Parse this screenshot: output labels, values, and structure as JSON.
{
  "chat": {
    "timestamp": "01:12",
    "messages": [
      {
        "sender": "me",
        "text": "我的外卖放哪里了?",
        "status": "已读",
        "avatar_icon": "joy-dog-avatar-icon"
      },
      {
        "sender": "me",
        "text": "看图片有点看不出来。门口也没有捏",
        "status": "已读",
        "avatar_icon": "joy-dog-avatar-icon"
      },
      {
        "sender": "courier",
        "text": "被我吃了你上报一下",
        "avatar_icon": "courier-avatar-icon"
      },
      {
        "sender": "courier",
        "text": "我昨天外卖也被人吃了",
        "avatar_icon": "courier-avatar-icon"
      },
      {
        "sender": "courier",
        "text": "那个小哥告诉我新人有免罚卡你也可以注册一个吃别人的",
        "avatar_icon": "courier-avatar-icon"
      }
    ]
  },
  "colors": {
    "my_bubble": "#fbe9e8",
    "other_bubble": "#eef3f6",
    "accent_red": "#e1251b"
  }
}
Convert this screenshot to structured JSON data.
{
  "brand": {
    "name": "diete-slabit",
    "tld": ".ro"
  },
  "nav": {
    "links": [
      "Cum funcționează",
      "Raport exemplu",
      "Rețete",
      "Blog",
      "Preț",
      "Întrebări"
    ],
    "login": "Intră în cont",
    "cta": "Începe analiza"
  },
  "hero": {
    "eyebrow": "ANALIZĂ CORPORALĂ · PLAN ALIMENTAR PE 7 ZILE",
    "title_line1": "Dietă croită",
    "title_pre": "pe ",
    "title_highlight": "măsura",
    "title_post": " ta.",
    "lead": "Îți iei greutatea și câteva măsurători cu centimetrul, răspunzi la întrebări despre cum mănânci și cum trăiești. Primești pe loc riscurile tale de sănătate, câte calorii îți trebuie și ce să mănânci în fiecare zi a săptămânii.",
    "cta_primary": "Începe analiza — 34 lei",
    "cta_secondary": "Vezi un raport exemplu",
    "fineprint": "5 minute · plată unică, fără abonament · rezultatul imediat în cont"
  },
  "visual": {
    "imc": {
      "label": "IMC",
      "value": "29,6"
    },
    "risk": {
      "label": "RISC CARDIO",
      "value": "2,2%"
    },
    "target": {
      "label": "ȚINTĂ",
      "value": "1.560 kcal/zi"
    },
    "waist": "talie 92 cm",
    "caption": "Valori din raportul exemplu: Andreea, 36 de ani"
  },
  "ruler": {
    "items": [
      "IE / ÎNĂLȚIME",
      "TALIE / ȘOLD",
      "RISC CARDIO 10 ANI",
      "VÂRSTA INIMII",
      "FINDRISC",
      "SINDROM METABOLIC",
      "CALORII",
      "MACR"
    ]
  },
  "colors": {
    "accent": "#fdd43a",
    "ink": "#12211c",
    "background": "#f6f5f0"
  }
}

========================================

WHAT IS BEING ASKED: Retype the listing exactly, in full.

RESULT BELOW:
Parse this screenshot: output labels, values, and structure as JSON.
{
  "chat": {
    "timestamp": "01:12",
    "messages": [
      {
        "sender": "me",
        "text": "我的外卖放哪里了?",
        "status": "已读",
        "avatar_icon": "joy-dog-avatar-icon"
      },
      {
        "sender": "me",
        "text": "看图片有点看不出来。门口也没有捏",
        "status": "已读",
        "avatar_icon": "joy-dog-avatar-icon"
      },
      {
        "sender": "courier",
        "text": "被我吃了你上报一下",
        "avatar_icon": "courier-avatar-icon"
      },
      {
        "sender": "courier",
        "text": "我昨天外卖也被人吃了",
        "avatar_icon": "courier-avatar-icon"
      },
      {
        "sender": "courier",
        "text": "那个小哥告诉我新人有免罚卡你也可以注册一个吃别人的",
        "avatar_icon": "courier-avatar-icon"
      }
    ]
  },
  "colors": {
    "my_bubble": "#fbe9e8",
    "other_bubble": "#eef3f6",
    "accent_red": "#e1251b"
  }
}
Convert this screenshot to structured JSON data.
{
  "brand": {
    "name": "diete-slabit",
    "tld": ".ro"
  },
  "nav": {
    "links": [
      "Cum funcționează",
      "Raport exemplu",
      "Rețete",
      "Blog",
      "Preț",
      "Întrebări"
    ],
    "login": "Intră în cont",
    "cta": "Începe analiza"
  },
  "hero": {
    "eyebrow": "ANALIZĂ CORPORALĂ · PLAN ALIMENTAR PE 7 ZILE",
    "title_line1": "Dietă croită",
    "title_pre": "pe ",
    "title_highlight": "măsura",
    "title_post": " ta.",
    "lead": "Îți iei greutatea și câteva măsurători cu centimetrul, răspunzi la întrebări despre cum mănânci și cum trăiești. Primești pe loc riscurile tale de sănătate, câte calorii îți trebuie și ce să mănânci în fiecare zi a săptămânii.",
    "cta_primary": "Începe analiza — 34 lei",
    "cta_secondary": "Vezi un raport exemplu",
    "fineprint": "5 minute · plată unică, fără abonament · rezultatul imediat în cont"
  },
  "visual": {
    "imc": {
      "label": "IMC",
      "value": "29,6"
    },
    "risk": {
      "label": "RISC CARDIO",
      "value": "2,2%"
    },
    "target": {
      "label": "ȚINTĂ",
      "value": "1.560 kcal/zi"
    },
    "waist": "talie 92 cm",
    "caption": "Valori din raportul exemplu: Andreea, 36 de ani"
  },
  "ruler": {
    "items": [
      "IE / ÎNĂLȚIME",
      "TALIE / ȘOLD",
      "RISC CARDIO 10 ANI",
      "VÂRSTA INIMII",
      "FINDRISC",
      "SINDROM METABOLIC",
      "CALORII",
      "MACR"
    ]
  },
  "colors": {
    "accent": "#fdd43a",
    "ink": "#12211c",
    "background": "#f6f5f0"
  }
}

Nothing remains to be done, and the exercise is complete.